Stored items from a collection
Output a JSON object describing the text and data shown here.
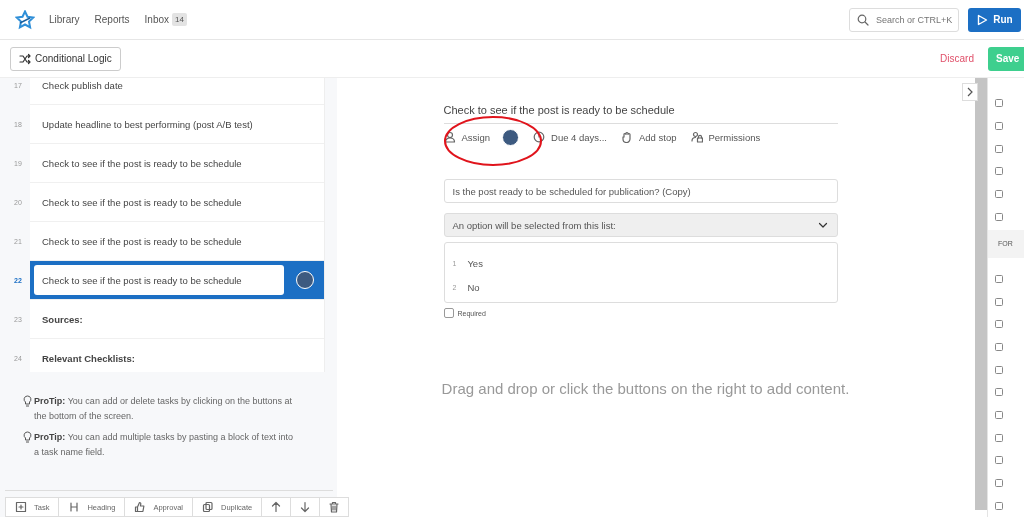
{
  "nav": {
    "links": [
      {
        "label": "Library"
      },
      {
        "label": "Reports"
      },
      {
        "label": "Inbox",
        "badge": "14"
      }
    ],
    "search": {
      "placeholder": "Search or CTRL+K"
    },
    "run_button": "Run"
  },
  "toolbar": {
    "conditional_logic": "Conditional Logic",
    "discard": "Discard",
    "save": "Save"
  },
  "tasks": [
    {
      "number": "17",
      "label": "Check publish date",
      "kind": "task",
      "selected": false
    },
    {
      "number": "18",
      "label": "Update headline to best performing (post A/B test)",
      "kind": "task",
      "selected": false
    },
    {
      "number": "19",
      "label": "Check to see if the post is ready to be schedule",
      "kind": "task",
      "selected": false
    },
    {
      "number": "20",
      "label": "Check to see if the post is ready to be schedule",
      "kind": "task",
      "selected": false
    },
    {
      "number": "21",
      "label": "Check to see if the post is ready to be schedule",
      "kind": "task",
      "selected": false
    },
    {
      "number": "22",
      "label": "Check to see if the post is ready to be schedule",
      "kind": "task",
      "selected": true
    },
    {
      "number": "23",
      "label": "Sources:",
      "kind": "heading",
      "selected": false
    },
    {
      "number": "24",
      "label": "Relevant Checklists:",
      "kind": "heading",
      "selected": false
    }
  ],
  "tips": [
    "**ProTip:** You can add or delete tasks by clicking on the buttons at the bottom of the screen.",
    "**ProTip:** You can add multiple tasks by pasting a block of text into a task name field."
  ],
  "task_toolbar": [
    {
      "kind": "task",
      "label": "Task"
    },
    {
      "kind": "heading",
      "label": "Heading"
    },
    {
      "kind": "approval",
      "label": "Approval"
    },
    {
      "kind": "duplicate",
      "label": "Duplicate"
    },
    {
      "kind": "up"
    },
    {
      "kind": "down"
    },
    {
      "kind": "delete"
    }
  ],
  "editor": {
    "title": "Check to see if the post is ready to be schedule",
    "actions": [
      {
        "kind": "assign",
        "label": "Assign"
      },
      {
        "kind": "due",
        "label": "Due 4 days..."
      },
      {
        "kind": "stop",
        "label": "Add stop"
      },
      {
        "kind": "permissions",
        "label": "Permissions"
      }
    ],
    "question": "Is the post ready to be scheduled for publication? (Copy)",
    "dropdown": "An option will be selected from this list:",
    "options": [
      {
        "number": "1",
        "label": "Yes"
      },
      {
        "number": "2",
        "label": "No"
      }
    ],
    "required": {
      "label": "Required",
      "checked": false
    },
    "empty_hint": "Drag and drop or click the buttons on the right to add content."
  },
  "right_sidebar": {
    "section_label": "FOR"
  }
}
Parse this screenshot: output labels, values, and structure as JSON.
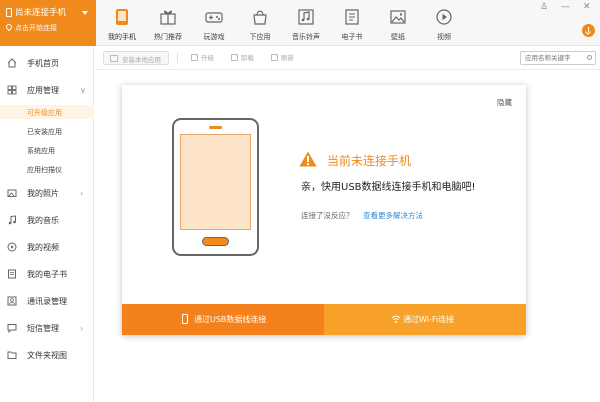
{
  "header": {
    "connect": {
      "title": "尚未连接手机",
      "subtitle": "点击开始连接"
    },
    "nav": [
      {
        "label": "我的手机",
        "icon": "my-phone-icon"
      },
      {
        "label": "热门推荐",
        "icon": "gift-icon"
      },
      {
        "label": "玩游戏",
        "icon": "gamepad-icon"
      },
      {
        "label": "下应用",
        "icon": "app-store-icon"
      },
      {
        "label": "音乐铃声",
        "icon": "music-icon"
      },
      {
        "label": "电子书",
        "icon": "ebook-icon"
      },
      {
        "label": "壁纸",
        "icon": "wallpaper-icon"
      },
      {
        "label": "视频",
        "icon": "video-icon"
      }
    ],
    "window_controls": {
      "user": "♙",
      "minimize": "—",
      "close": "✕"
    }
  },
  "sidebar": {
    "items": [
      {
        "label": "手机首页",
        "icon": "home-icon"
      },
      {
        "label": "应用管理",
        "icon": "apps-icon",
        "expanded": true
      },
      {
        "label": "我的照片",
        "icon": "photo-icon"
      },
      {
        "label": "我的音乐",
        "icon": "music-note-icon"
      },
      {
        "label": "我的视频",
        "icon": "play-circle-icon"
      },
      {
        "label": "我的电子书",
        "icon": "book-icon"
      },
      {
        "label": "通讯录管理",
        "icon": "contacts-icon"
      },
      {
        "label": "短信管理",
        "icon": "sms-icon"
      },
      {
        "label": "文件夹视图",
        "icon": "folder-icon"
      }
    ],
    "app_sub": [
      "可升级应用",
      "已安装应用",
      "系统应用",
      "应用扫描仪"
    ],
    "expand_arrow": "∨",
    "collapse_arrow": "›"
  },
  "toolbar": {
    "install": "安装本地应用",
    "upgrade": "升级",
    "uninstall": "卸载",
    "refresh": "刷新",
    "search_placeholder": "应用名称关键字"
  },
  "dialog": {
    "hide": "隐藏",
    "title": "当前未连接手机",
    "message": "亲，快用USB数据线连接手机和电脑吧!",
    "hint": "连接了没反应？",
    "link": "查看更多解决方法",
    "usb_button": "通过USB数据线连接",
    "wifi_button": "通过Wi-Fi连接"
  },
  "colors": {
    "accent": "#f08a1c",
    "accent_light": "#f7a12a",
    "link": "#2a8bd8",
    "phone_screen": "#fde3c8"
  }
}
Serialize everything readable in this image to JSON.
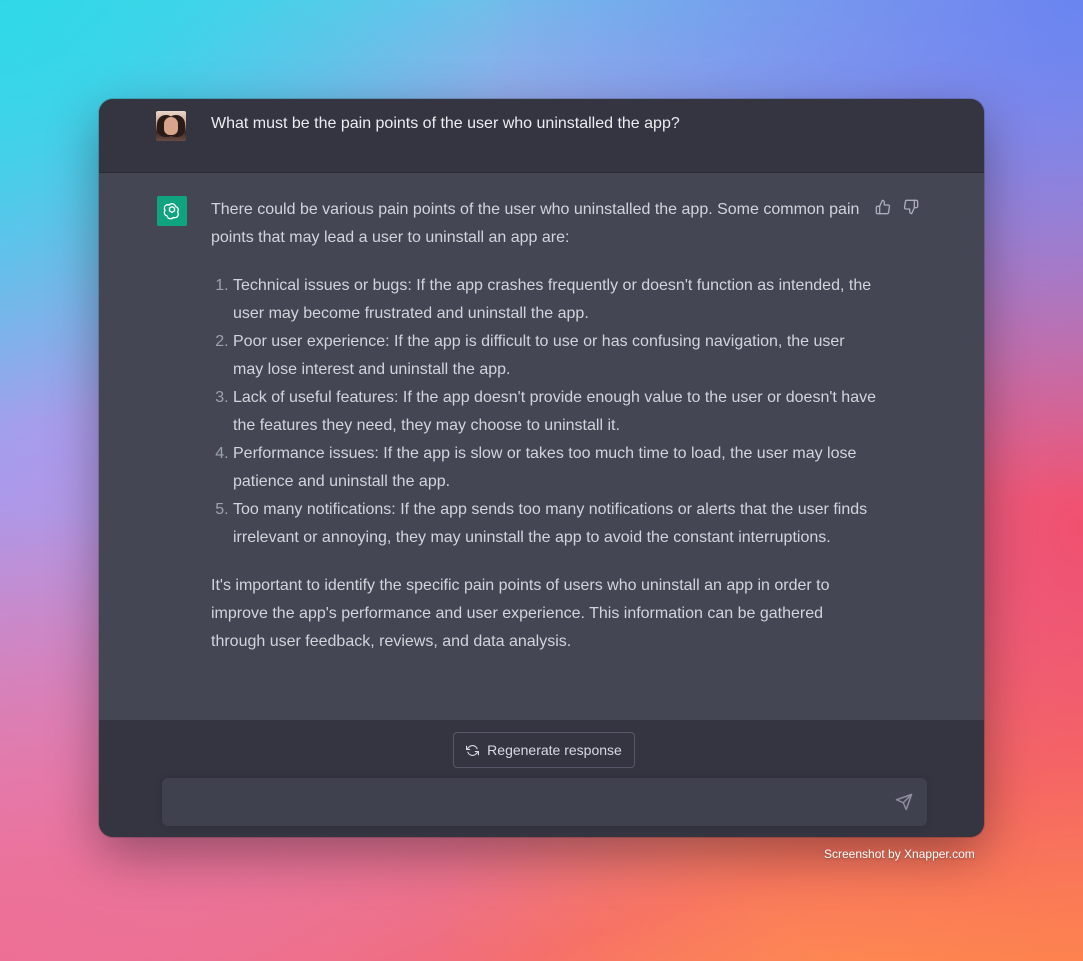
{
  "conversation": {
    "user_message": "What must be the pain points of the user who uninstalled the app?",
    "assistant": {
      "intro": "There could be various pain points of the user who uninstalled the app. Some common pain points that may lead a user to uninstall an app are:",
      "items": [
        "Technical issues or bugs: If the app crashes frequently or doesn't function as intended, the user may become frustrated and uninstall the app.",
        "Poor user experience: If the app is difficult to use or has confusing navigation, the user may lose interest and uninstall the app.",
        "Lack of useful features: If the app doesn't provide enough value to the user or doesn't have the features they need, they may choose to uninstall it.",
        "Performance issues: If the app is slow or takes too much time to load, the user may lose patience and uninstall the app.",
        "Too many notifications: If the app sends too many notifications or alerts that the user finds irrelevant or annoying, they may uninstall the app to avoid the constant interruptions."
      ],
      "conclusion": "It's important to identify the specific pain points of users who uninstall an app in order to improve the app's performance and user experience. This information can be gathered through user feedback, reviews, and data analysis."
    }
  },
  "footer": {
    "regenerate_label": "Regenerate response",
    "input_value": "",
    "input_placeholder": ""
  },
  "credit": "Screenshot by Xnapper.com",
  "icons": {
    "bot": "openai-logo-icon",
    "thumbs_up": "thumbs-up-icon",
    "thumbs_down": "thumbs-down-icon",
    "regenerate": "refresh-icon",
    "send": "send-icon"
  },
  "colors": {
    "user_bg": "#343541",
    "assistant_bg": "#444654",
    "bot_avatar": "#10a37f",
    "text": "#d1d5db"
  }
}
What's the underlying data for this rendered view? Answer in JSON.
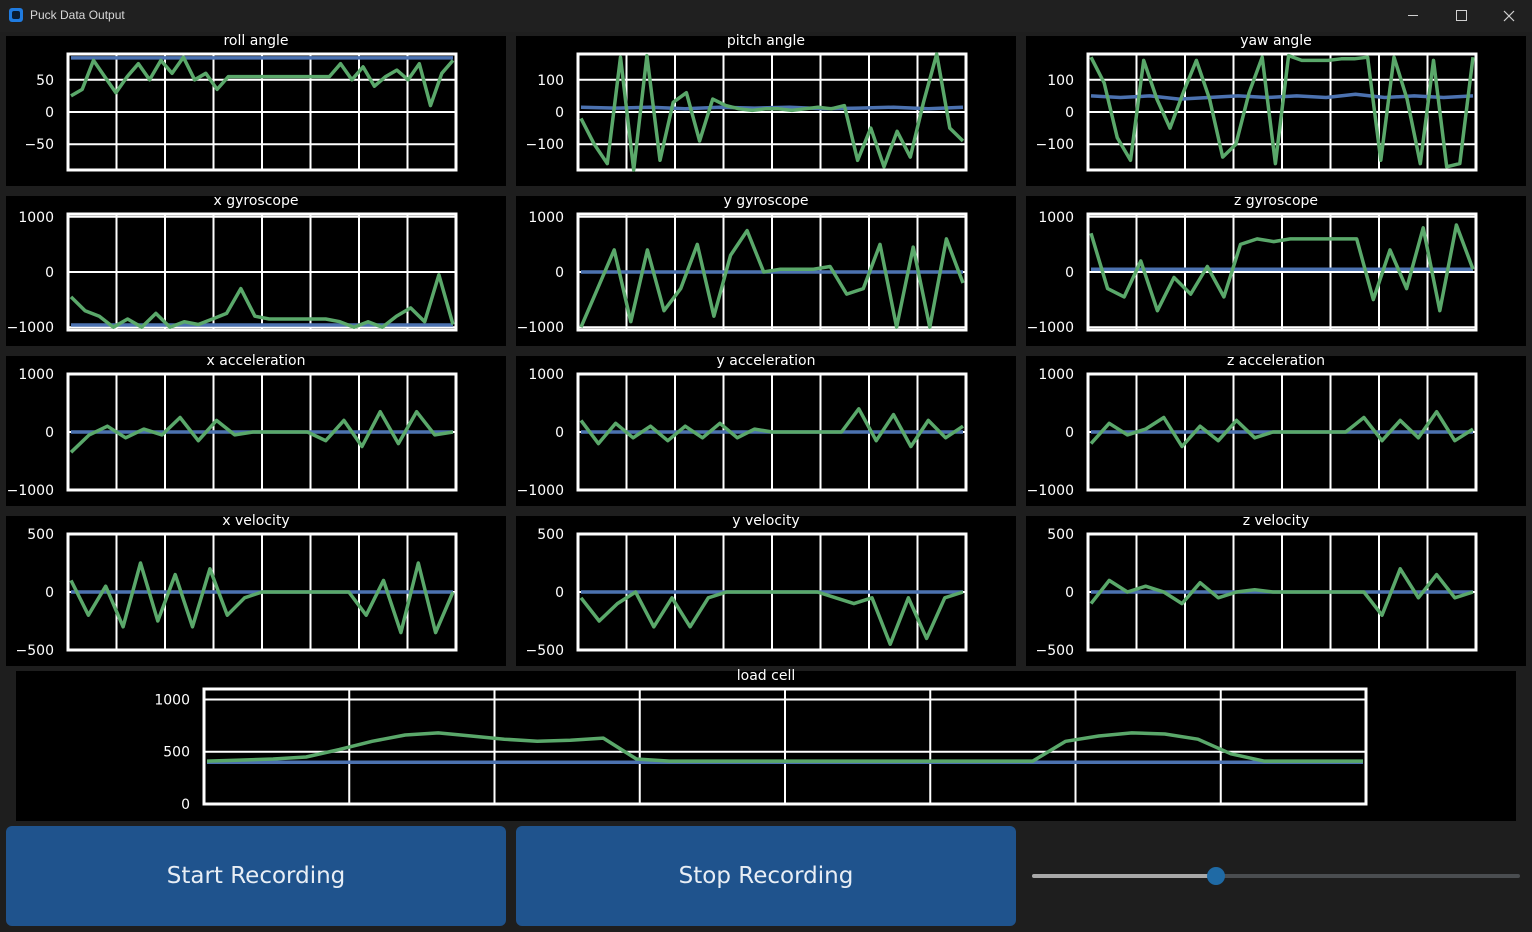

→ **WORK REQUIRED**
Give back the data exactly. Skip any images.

→ **ANSWER AREA**
Output a JSON object describing the text and data shown here.
{
  "nav": {
    "links": [
      {
        "label": "Library"
      },
      {
        "label": "Reports"
      },
      {
        "label": "Inbox",
        "badge": "14"
      }
    ],
    "search": {
      "placeholder": "Search or CTRL+K"
    },
    "run_button": "Run"
  },
  "toolbar": {
    "conditional_logic": "Conditional Logic",
    "discard": "Discard",
    "save": "Save"
  },
  "tasks": [
    {
      "number": "17",
      "label": "Check publish date",
      "kind": "task",
      "selected": false
    },
    {
      "number": "18",
      "label": "Update headline to best performing (post A/B test)",
      "kind": "task",
      "selected": false
    },
    {
      "number": "19",
      "label": "Check to see if the post is ready to be schedule",
      "kind": "task",
      "selected": false
    },
    {
      "number": "20",
      "label": "Check to see if the post is ready to be schedule",
      "kind": "task",
      "selected": false
    },
    {
      "number": "21",
      "label": "Check to see if the post is ready to be schedule",
      "kind": "task",
      "selected": false
    },
    {
      "number": "22",
      "label": "Check to see if the post is ready to be schedule",
      "kind": "task",
      "selected": true
    },
    {
      "number": "23",
      "label": "Sources:",
      "kind": "heading",
      "selected": false
    },
    {
      "number": "24",
      "label": "Relevant Checklists:",
      "kind": "heading",
      "selected": false
    }
  ],
  "tips": [
    "**ProTip:** You can add or delete tasks by clicking on the buttons at the bottom of the screen.",
    "**ProTip:** You can add multiple tasks by pasting a block of text into a task name field."
  ],
  "task_toolbar": [
    {
      "kind": "task",
      "label": "Task"
    },
    {
      "kind": "heading",
      "label": "Heading"
    },
    {
      "kind": "approval",
      "label": "Approval"
    },
    {
      "kind": "duplicate",
      "label": "Duplicate"
    },
    {
      "kind": "up"
    },
    {
      "kind": "down"
    },
    {
      "kind": "delete"
    }
  ],
  "editor": {
    "title": "Check to see if the post is ready to be schedule",
    "actions": [
      {
        "kind": "assign",
        "label": "Assign"
      },
      {
        "kind": "due",
        "label": "Due 4 days..."
      },
      {
        "kind": "stop",
        "label": "Add stop"
      },
      {
        "kind": "permissions",
        "label": "Permissions"
      }
    ],
    "question": "Is the post ready to be scheduled for publication? (Copy)",
    "dropdown": "An option will be selected from this list:",
    "options": [
      {
        "number": "1",
        "label": "Yes"
      },
      {
        "number": "2",
        "label": "No"
      }
    ],
    "required": {
      "label": "Required",
      "checked": false
    },
    "empty_hint": "Drag and drop or click the buttons on the right to add content."
  },
  "right_sidebar": {
    "section_label": "FOR"
  }
}
Parse this screenshot: output labels, values, and structure as JSON.
{
  "header": {
    "connect": {
      "title": "尚未连接手机",
      "subtitle": "点击开始连接"
    },
    "nav": [
      {
        "label": "我的手机",
        "icon": "my-phone-icon"
      },
      {
        "label": "热门推荐",
        "icon": "gift-icon"
      },
      {
        "label": "玩游戏",
        "icon": "gamepad-icon"
      },
      {
        "label": "下应用",
        "icon": "app-store-icon"
      },
      {
        "label": "音乐铃声",
        "icon": "music-icon"
      },
      {
        "label": "电子书",
        "icon": "ebook-icon"
      },
      {
        "label": "壁纸",
        "icon": "wallpaper-icon"
      },
      {
        "label": "视频",
        "icon": "video-icon"
      }
    ],
    "window_controls": {
      "user": "♙",
      "minimize": "—",
      "close": "✕"
    }
  },
  "sidebar": {
    "items": [
      {
        "label": "手机首页",
        "icon": "home-icon"
      },
      {
        "label": "应用管理",
        "icon": "apps-icon",
        "expanded": true
      },
      {
        "label": "我的照片",
        "icon": "photo-icon"
      },
      {
        "label": "我的音乐",
        "icon": "music-note-icon"
      },
      {
        "label": "我的视频",
        "icon": "play-circle-icon"
      },
      {
        "label": "我的电子书",
        "icon": "book-icon"
      },
      {
        "label": "通讯录管理",
        "icon": "contacts-icon"
      },
      {
        "label": "短信管理",
        "icon": "sms-icon"
      },
      {
        "label": "文件夹视图",
        "icon": "folder-icon"
      }
    ],
    "app_sub": [
      "可升级应用",
      "已安装应用",
      "系统应用",
      "应用扫描仪"
    ],
    "expand_arrow": "∨",
    "collapse_arrow": "›"
  },
  "toolbar": {
    "install": "安装本地应用",
    "upgrade": "升级",
    "uninstall": "卸载",
    "refresh": "刷新",
    "search_placeholder": "应用名称关键字"
  },
  "dialog": {
    "hide": "隐藏",
    "title": "当前未连接手机",
    "message": "亲，快用USB数据线连接手机和电脑吧!",
    "hint": "连接了没反应？",
    "link": "查看更多解决方法",
    "usb_button": "通过USB数据线连接",
    "wifi_button": "通过Wi-Fi连接"
  },
  "colors": {
    "accent": "#f08a1c",
    "accent_light": "#f7a12a",
    "link": "#2a8bd8",
    "phone_screen": "#fde3c8"
  }
}
Serialize everything readable in this image to JSON.
{
  "conversation": {
    "user_message": "What must be the pain points of the user who uninstalled the app?",
    "assistant": {
      "intro": "There could be various pain points of the user who uninstalled the app. Some common pain points that may lead a user to uninstall an app are:",
      "items": [
        "Technical issues or bugs: If the app crashes frequently or doesn't function as intended, the user may become frustrated and uninstall the app.",
        "Poor user experience: If the app is difficult to use or has confusing navigation, the user may lose interest and uninstall the app.",
        "Lack of useful features: If the app doesn't provide enough value to the user or doesn't have the features they need, they may choose to uninstall it.",
        "Performance issues: If the app is slow or takes too much time to load, the user may lose patience and uninstall the app.",
        "Too many notifications: If the app sends too many notifications or alerts that the user finds irrelevant or annoying, they may uninstall the app to avoid the constant interruptions."
      ],
      "conclusion": "It's important to identify the specific pain points of users who uninstall an app in order to improve the app's performance and user experience. This information can be gathered through user feedback, reviews, and data analysis."
    }
  },
  "footer": {
    "regenerate_label": "Regenerate response",
    "input_value": "",
    "input_placeholder": ""
  },
  "credit": "Screenshot by Xnapper.com",
  "icons": {
    "bot": "openai-logo-icon",
    "thumbs_up": "thumbs-up-icon",
    "thumbs_down": "thumbs-down-icon",
    "regenerate": "refresh-icon",
    "send": "send-icon"
  },
  "colors": {
    "user_bg": "#343541",
    "assistant_bg": "#444654",
    "bot_avatar": "#10a37f",
    "text": "#d1d5db"
  }
}
What's the underlying data for this rendered view? Answer in JSON.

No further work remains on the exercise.